|Look very closely at lower petals to see embossing|
YAY! My lovely UPS man has just been – 9.10 am – and delivered my Snow Friends Thinlits Dies which go with the Snow Place Stamp Set – no more fussy cutting!
And what brilliant service by Stampin’ Up! – ordered on Tuesday, delivered on Friday! Thank you SU!
I’m really pleased to say that yesterday’s project was so much easier than Wednesday’s!
I made a video last year (Christmas Baubles Video) to show how to make these baubles and wondered if it’s possible to make them in such a way that they could be easily opened and closed for battery-operated tea-lights!
As you can see, the answer is yes and I was so surprised to find out how easy it was.
As I wanted to insert a battery-operated tea-light, I used vellum so as much light as possible would show through without actually seeing the tea-light.
I made the red stripe pattern first, then the green trees and the silver snowflakes third.
These three designs were all from the Holidays Fancy Foil Designer Vellum which is in the Christmas catalogue.
I thought the designs, particularly the red and green, were two busy for this project.
For the fourth bauble I used our Vellum Card Stock which I thought looked oh, so much better!
There wasn’t any distraction from the petals and the pattern they were making.
For the fifth and final bauble, I embossed some Vellum Card Stock using the Decorative Dots Embossing Folder.
This is definitely my favourite – unfortunately, it’s not easy to see in the photograph – top one.
If I’d had more time, I would liked to have tried using the Fancy Foil Designer Vellum that’s in the annual catalogue. Oh well, maybe another day!
As you can see from the last photograph, I experimented with placing the baubles on a plate.
I think if I used the same style vellum for a few baubles, add the bow but omit the hanging cord, I think they would look great great in a bowl as if fruit!
If I try it as part of my Christmas decorations this year, I’ll show you!
To make these baubles, the secret is in the positioning of the “petals”.
The bauble is meant to represent a pine cone and I don’t know the correct name for the individual “petals”. (If you know the answer to this, please let me know☺).
The plastic bauble comes in two halves.
The rim on one side is smooth and the other side had a ridge where the first side slots into.
I followed my instructions in the video but adhered circles to the smooth rim side so they come over the edge with the glue dot right on the edge of the rim.
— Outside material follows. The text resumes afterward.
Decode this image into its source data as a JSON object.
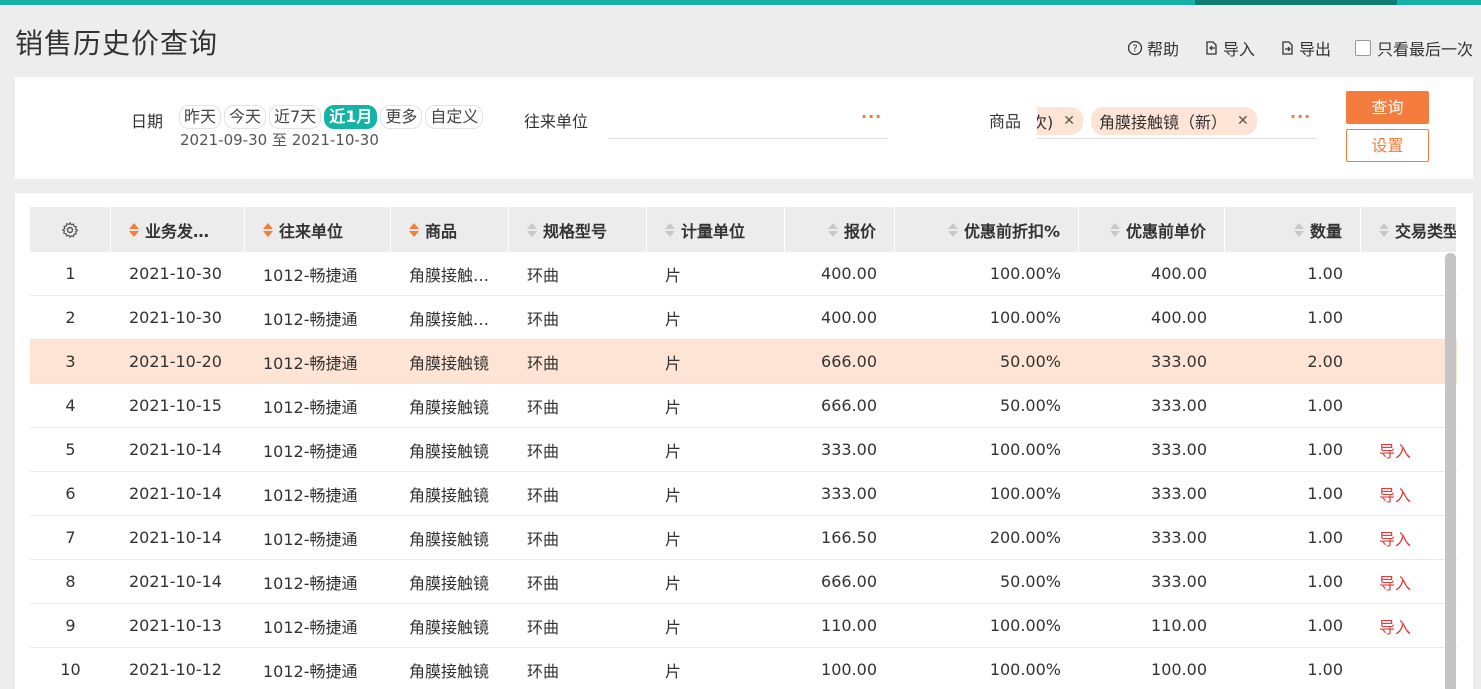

Then I did the other half but made sure the punched circles didn’t come over the edge and that the glue dots weren’t too close to the edge either.
When the circles are adhered like this and the two halves put together, the smooth rim petals will slide over/under the ridge side petals easily because they have been positioned near the edge, rather than over the edge. Also because there aren’t any glue dots close to the edge to worry about.
When adhering a bow to the top of the bauble always put it on the smooth rim side.
Then, if you find the bauble won’t close properly, it probably means one or more of the petals have been caught under the rim.
Because you know the bow is on the smooth rim side, which is the side where the petals overhang the edge, you know which petals to check to see if they have gone inside the bauble rather than sliding across to the ridge side.
When adding some hanging cord to the bauble, just loop it through the hole on top of the bauble because you need to pull the two halves apart to insert/remove the battery-operated tea-light.
Have I explained this in a way that will be easy to replicate or do you think a video is needed?
That’s about it for today. Until tomorrow, happy crafting.
Hi Jan, I love your bauble tea lights! I also took a look at the baubles (video) you made last December, love them too! Of course, selfishly, I would love for you to make a video of these too, I think ir will definitely be beneficial to see how you stuck the pieces on the join of the bauble, I'm not sure I get that part. By the way, the 'petals' on a cone are called 'scales'. I didn't know that either so I googled it! Never too old to learn I say! Thank you so much for your great videos and your wonderful inspiration!
Hi, Sue. Many thanks for letting me know that pine cones have scales – I can stop calling them petals now! LOL! I don't think you're selfish requested a video at all. Funnily enough, after I'd posted my blog yesterday, I kept thinking shall I, shan't I! In the end I decided yes I would, so it's been made, uploaded to YouTube and is now waiting to be edited. I'm hoping to publish it tomorrow morning. I'm so pleased that you contacted me because I made two videos yesterday and I wasn't sure which one to post first! Happy crafting, JanB. ☺